[Items from an interface collection]

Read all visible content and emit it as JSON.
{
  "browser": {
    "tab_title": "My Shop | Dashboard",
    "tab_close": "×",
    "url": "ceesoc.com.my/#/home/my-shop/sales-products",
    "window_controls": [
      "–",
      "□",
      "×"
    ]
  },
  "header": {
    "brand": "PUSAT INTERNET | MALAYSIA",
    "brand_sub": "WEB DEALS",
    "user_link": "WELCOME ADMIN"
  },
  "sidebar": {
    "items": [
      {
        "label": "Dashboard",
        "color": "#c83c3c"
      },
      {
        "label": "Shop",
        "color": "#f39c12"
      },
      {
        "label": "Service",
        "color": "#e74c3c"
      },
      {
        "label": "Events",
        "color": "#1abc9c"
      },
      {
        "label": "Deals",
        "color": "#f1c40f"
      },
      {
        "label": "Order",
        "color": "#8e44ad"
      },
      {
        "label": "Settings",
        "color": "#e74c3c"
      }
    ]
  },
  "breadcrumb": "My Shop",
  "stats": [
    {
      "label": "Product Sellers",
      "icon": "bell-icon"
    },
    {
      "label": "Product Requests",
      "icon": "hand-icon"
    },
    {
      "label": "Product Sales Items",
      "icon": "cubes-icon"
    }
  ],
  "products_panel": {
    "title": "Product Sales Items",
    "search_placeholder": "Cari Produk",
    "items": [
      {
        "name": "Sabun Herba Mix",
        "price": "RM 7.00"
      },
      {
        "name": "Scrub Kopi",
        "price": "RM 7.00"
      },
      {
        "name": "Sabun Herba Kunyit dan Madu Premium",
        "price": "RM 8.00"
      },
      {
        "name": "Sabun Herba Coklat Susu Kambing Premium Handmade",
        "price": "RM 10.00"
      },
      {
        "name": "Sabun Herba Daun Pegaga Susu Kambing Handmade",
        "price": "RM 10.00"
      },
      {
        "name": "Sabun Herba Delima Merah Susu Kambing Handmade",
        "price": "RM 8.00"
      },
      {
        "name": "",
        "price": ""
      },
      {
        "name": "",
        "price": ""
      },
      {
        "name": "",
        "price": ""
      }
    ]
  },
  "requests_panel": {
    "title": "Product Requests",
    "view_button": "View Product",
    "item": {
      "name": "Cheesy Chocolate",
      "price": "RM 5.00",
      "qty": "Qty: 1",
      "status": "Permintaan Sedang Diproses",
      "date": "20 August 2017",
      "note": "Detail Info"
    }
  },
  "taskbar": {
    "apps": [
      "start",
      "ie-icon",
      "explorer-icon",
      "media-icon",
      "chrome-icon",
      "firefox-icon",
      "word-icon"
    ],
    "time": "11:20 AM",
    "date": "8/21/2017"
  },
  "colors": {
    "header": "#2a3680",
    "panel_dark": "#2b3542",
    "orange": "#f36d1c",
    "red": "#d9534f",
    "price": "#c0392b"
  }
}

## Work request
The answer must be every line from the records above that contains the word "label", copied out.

## Solution
        "label": "Dashboard",
        "label": "Shop",
        "label": "Service",
        "label": "Events",
        "label": "Deals",
        "label": "Order",
        "label": "Settings",
      "label": "Product Sellers",
      "label": "Product Requests",
      "label": "Product Sales Items",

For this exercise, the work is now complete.